Dataset records:
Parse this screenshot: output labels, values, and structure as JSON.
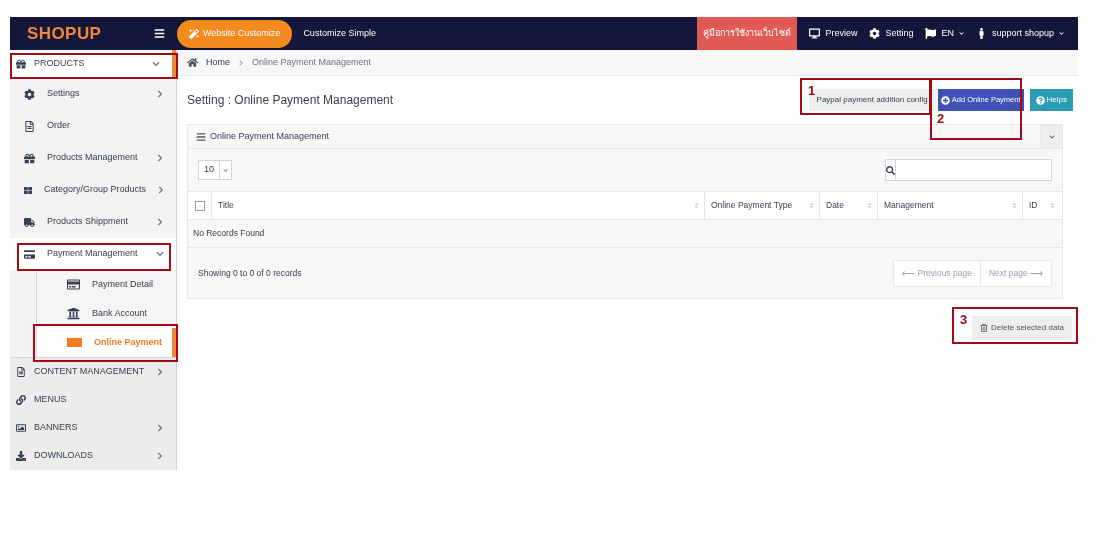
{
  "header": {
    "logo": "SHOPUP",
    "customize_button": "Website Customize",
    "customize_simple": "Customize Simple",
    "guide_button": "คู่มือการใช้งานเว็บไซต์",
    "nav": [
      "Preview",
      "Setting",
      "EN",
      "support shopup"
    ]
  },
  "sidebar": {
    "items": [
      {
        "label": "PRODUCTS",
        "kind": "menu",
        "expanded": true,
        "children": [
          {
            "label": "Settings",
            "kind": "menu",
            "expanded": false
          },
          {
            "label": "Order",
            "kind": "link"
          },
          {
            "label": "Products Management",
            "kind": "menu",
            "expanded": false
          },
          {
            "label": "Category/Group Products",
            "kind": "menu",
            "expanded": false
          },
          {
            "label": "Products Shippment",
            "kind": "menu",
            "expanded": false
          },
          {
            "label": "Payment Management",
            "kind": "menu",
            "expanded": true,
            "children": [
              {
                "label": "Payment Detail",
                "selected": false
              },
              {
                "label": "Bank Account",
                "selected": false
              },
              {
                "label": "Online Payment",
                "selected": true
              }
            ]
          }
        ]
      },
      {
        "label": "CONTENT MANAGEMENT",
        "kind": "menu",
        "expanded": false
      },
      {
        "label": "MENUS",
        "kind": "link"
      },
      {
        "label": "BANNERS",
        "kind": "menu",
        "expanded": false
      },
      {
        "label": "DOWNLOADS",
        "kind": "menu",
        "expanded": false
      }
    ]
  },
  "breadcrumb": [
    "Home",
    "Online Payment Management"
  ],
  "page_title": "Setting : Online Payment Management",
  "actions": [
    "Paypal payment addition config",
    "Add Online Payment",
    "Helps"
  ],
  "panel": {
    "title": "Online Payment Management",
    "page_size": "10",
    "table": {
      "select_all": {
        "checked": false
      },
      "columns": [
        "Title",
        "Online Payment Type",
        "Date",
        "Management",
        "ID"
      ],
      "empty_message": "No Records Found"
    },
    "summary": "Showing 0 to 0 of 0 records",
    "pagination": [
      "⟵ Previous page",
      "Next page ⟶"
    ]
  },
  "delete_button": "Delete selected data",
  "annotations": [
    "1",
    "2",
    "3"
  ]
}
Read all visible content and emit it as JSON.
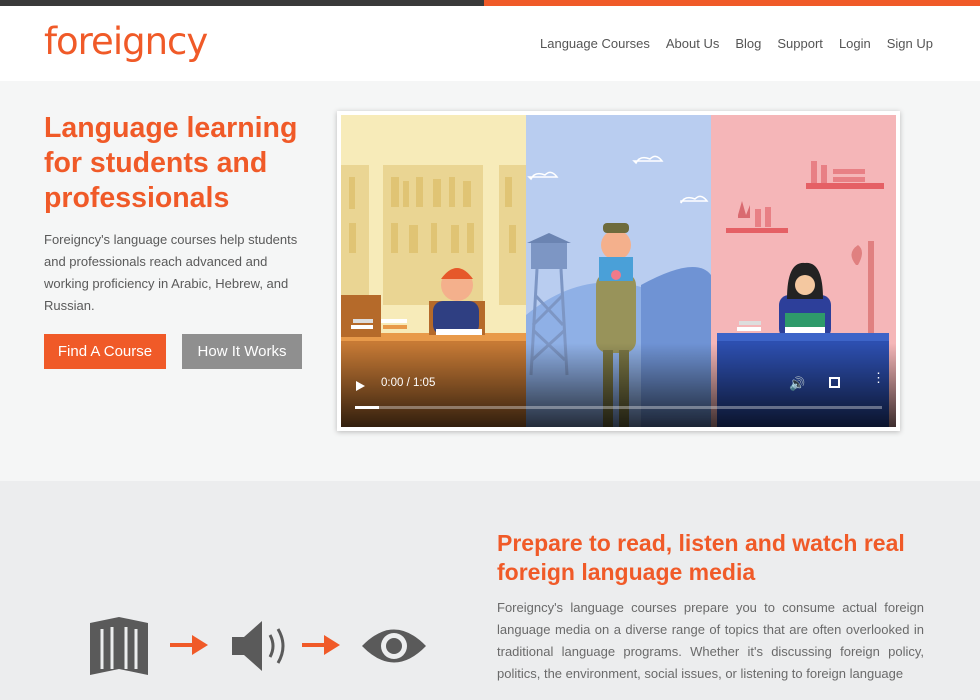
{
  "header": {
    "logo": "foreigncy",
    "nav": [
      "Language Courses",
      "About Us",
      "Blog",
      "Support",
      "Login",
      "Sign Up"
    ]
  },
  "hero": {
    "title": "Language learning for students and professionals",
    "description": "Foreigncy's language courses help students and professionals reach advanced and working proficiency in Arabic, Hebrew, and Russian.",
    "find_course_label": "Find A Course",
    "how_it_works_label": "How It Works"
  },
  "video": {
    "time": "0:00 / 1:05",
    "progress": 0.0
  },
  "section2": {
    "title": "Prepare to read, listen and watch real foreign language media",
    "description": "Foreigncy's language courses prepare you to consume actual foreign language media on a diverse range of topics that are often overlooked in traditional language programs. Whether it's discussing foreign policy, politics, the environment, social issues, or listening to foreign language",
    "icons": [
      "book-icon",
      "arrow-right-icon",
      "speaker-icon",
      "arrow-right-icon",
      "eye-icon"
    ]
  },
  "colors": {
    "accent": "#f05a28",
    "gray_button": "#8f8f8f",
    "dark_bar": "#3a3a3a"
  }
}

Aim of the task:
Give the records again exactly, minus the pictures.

Written answer:
Parse this screenshot: output labels, values, and structure as JSON.
{
  "header": {
    "logo": "SHOPUP",
    "customize_button": "Website Customize",
    "customize_simple": "Customize Simple",
    "guide_button": "คู่มือการใช้งานเว็บไซต์",
    "nav": [
      "Preview",
      "Setting",
      "EN",
      "support shopup"
    ]
  },
  "sidebar": {
    "items": [
      {
        "label": "PRODUCTS",
        "kind": "menu",
        "expanded": true,
        "children": [
          {
            "label": "Settings",
            "kind": "menu",
            "expanded": false
          },
          {
            "label": "Order",
            "kind": "link"
          },
          {
            "label": "Products Management",
            "kind": "menu",
            "expanded": false
          },
          {
            "label": "Category/Group Products",
            "kind": "menu",
            "expanded": false
          },
          {
            "label": "Products Shippment",
            "kind": "menu",
            "expanded": false
          },
          {
            "label": "Payment Management",
            "kind": "menu",
            "expanded": true,
            "children": [
              {
                "label": "Payment Detail",
                "selected": false
              },
              {
                "label": "Bank Account",
                "selected": false
              },
              {
                "label": "Online Payment",
                "selected": true
              }
            ]
          }
        ]
      },
      {
        "label": "CONTENT MANAGEMENT",
        "kind": "menu",
        "expanded": false
      },
      {
        "label": "MENUS",
        "kind": "link"
      },
      {
        "label": "BANNERS",
        "kind": "menu",
        "expanded": false
      },
      {
        "label": "DOWNLOADS",
        "kind": "menu",
        "expanded": false
      }
    ]
  },
  "breadcrumb": [
    "Home",
    "Online Payment Management"
  ],
  "page_title": "Setting : Online Payment Management",
  "actions": [
    "Paypal payment addition config",
    "Add Online Payment",
    "Helps"
  ],
  "panel": {
    "title": "Online Payment Management",
    "page_size": "10",
    "table": {
      "select_all": {
        "checked": false
      },
      "columns": [
        "Title",
        "Online Payment Type",
        "Date",
        "Management",
        "ID"
      ],
      "empty_message": "No Records Found"
    },
    "summary": "Showing 0 to 0 of 0 records",
    "pagination": [
      "⟵ Previous page",
      "Next page ⟶"
    ]
  },
  "delete_button": "Delete selected data",
  "annotations": [
    "1",
    "2",
    "3"
  ]
}
Read all visible content and emit it as JSON.
{
  "header": {
    "logo": "foreigncy",
    "nav": [
      "Language Courses",
      "About Us",
      "Blog",
      "Support",
      "Login",
      "Sign Up"
    ]
  },
  "hero": {
    "title": "Language learning for students and professionals",
    "description": "Foreigncy's language courses help students and professionals reach advanced and working proficiency in Arabic, Hebrew, and Russian.",
    "find_course_label": "Find A Course",
    "how_it_works_label": "How It Works"
  },
  "video": {
    "time": "0:00 / 1:05",
    "progress": 0.0
  },
  "section2": {
    "title": "Prepare to read, listen and watch real foreign language media",
    "description": "Foreigncy's language courses prepare you to consume actual foreign language media on a diverse range of topics that are often overlooked in traditional language programs. Whether it's discussing foreign policy, politics, the environment, social issues, or listening to foreign language",
    "icons": [
      "book-icon",
      "arrow-right-icon",
      "speaker-icon",
      "arrow-right-icon",
      "eye-icon"
    ]
  },
  "colors": {
    "accent": "#f05a28",
    "gray_button": "#8f8f8f",
    "dark_bar": "#3a3a3a"
  }
}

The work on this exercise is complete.